Paid Parental Leave - a great start

  • Laila Harré
Labour

From July 1 2002 20,000 working women a year will qualify for 12 weeks paid parental leave following the birth or adoption of a child, Labour Minister Margaret Wilson and Associate Labour Minister Laila Harré announced today.

The scheme will cover about two thirds of working mothers who have babies, the rest are either self employed or don’t meet the eligibility criteria set out under the Parental Leave and Employment Protection Act 1987. These women will still qualify for the Parental Tax Credit if they are on low incomes.

Margaret Wilson said paid parental leave is a significant social policy advance and represents a major achievement for the government and the unions and women’s groups who have campaigned for such a change over many years.

“The Labour Party campaigned at the last election for paid parental leave, supporting a 12-week period as soon as economic conditions allowed.

“The scheme as announced today is a cost-effective enhancement of working conditions for New Zealanders. It continues the process of bringing employment conditions in New Zealand into line with the norm for similar countries”.

Laila Harré said the Alliance has consistently put 12 weeks paid parental leave forward as a priority, and today's announcement will go down in history as one of our most significant achievements within the Labour-Alliance Coalition Government.

"This paid parental leave scheme should be seen as a good starting point. It's now up to New Zealanders to decide how it can best be expanded, and how this should be paid for.

“This is the first non means-tested piece of income policy since the family benefit was abolished. The fact that this Government has introduced paid parental leave as a universal provision is a significant shift.”

Eligible women will receive a maximum payment of $325 gross per week, which equates to 53 per cent of New Zealand’s average male and female weekly earnings. The annual gross cost for the scheme is estimated at about $57 million once PTC savings and tax are accounted for. The new government money needed is estimated at around $42 million, including implementation and delivery.

This equates to a net figure (based on a 21 per cent tax rate) of $256.75.

Up to half of female wage and salary earners will get 80 per cent of their earnings, and about one third will get 100 per cent.

Eligibility for paid parental leave will be based on the existing criteria set out under the Parental Leave and Employment Protection Act 1987.

This means parents who have been in paid employment with a single employer for 10 or more hours a week for a full year before the due birth or adoption date of a child will receive $325 gross per week or 100 per cent of their previous weekly earnings, whichever is lower.

The Department of Labour as the agency responsible for delivery of PPL will be contracting IRD to process the payments.
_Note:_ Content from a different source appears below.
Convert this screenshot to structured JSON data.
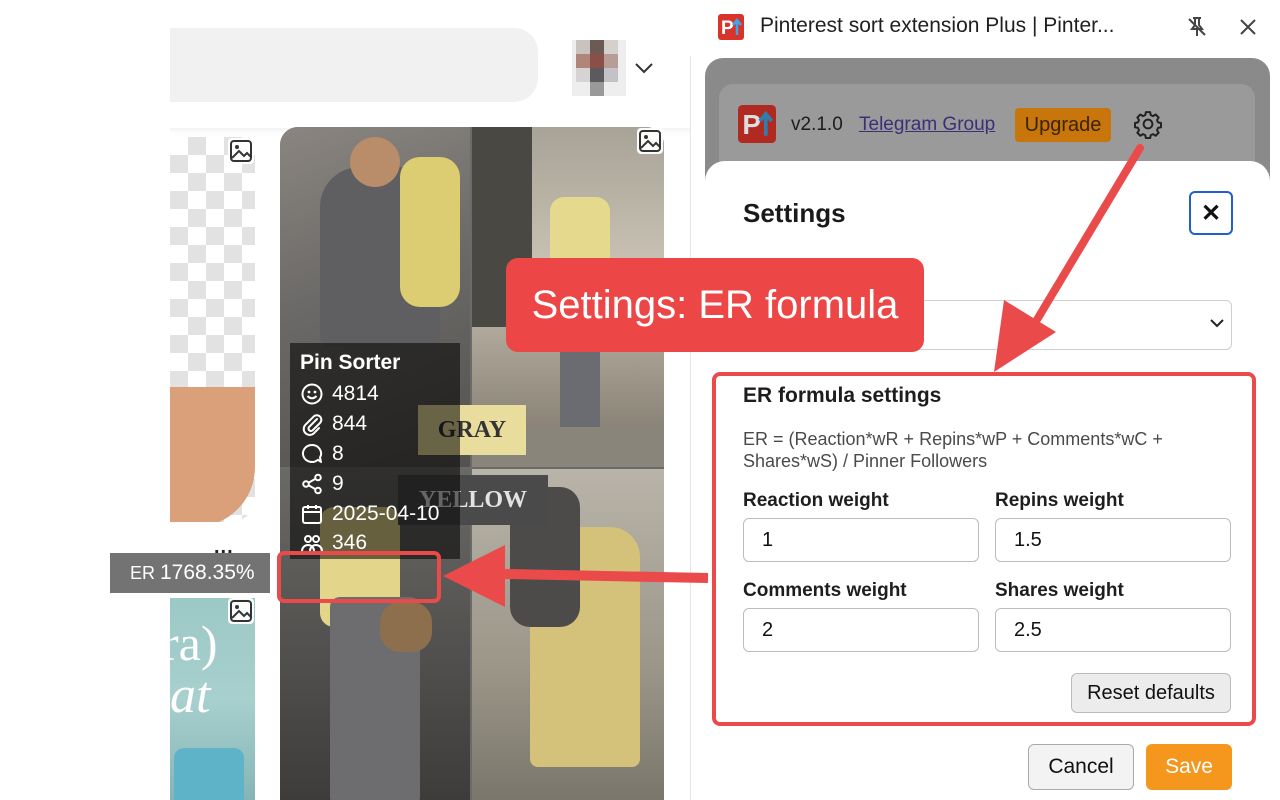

The Department of Labour will be responsible for public information on the scheme and responding to inquiries about eligibility.

Payment can be shared between eligible partners, including those in same sex relationships.

The existing criteria for unpaid extended leave of up to 52 weeks will not change.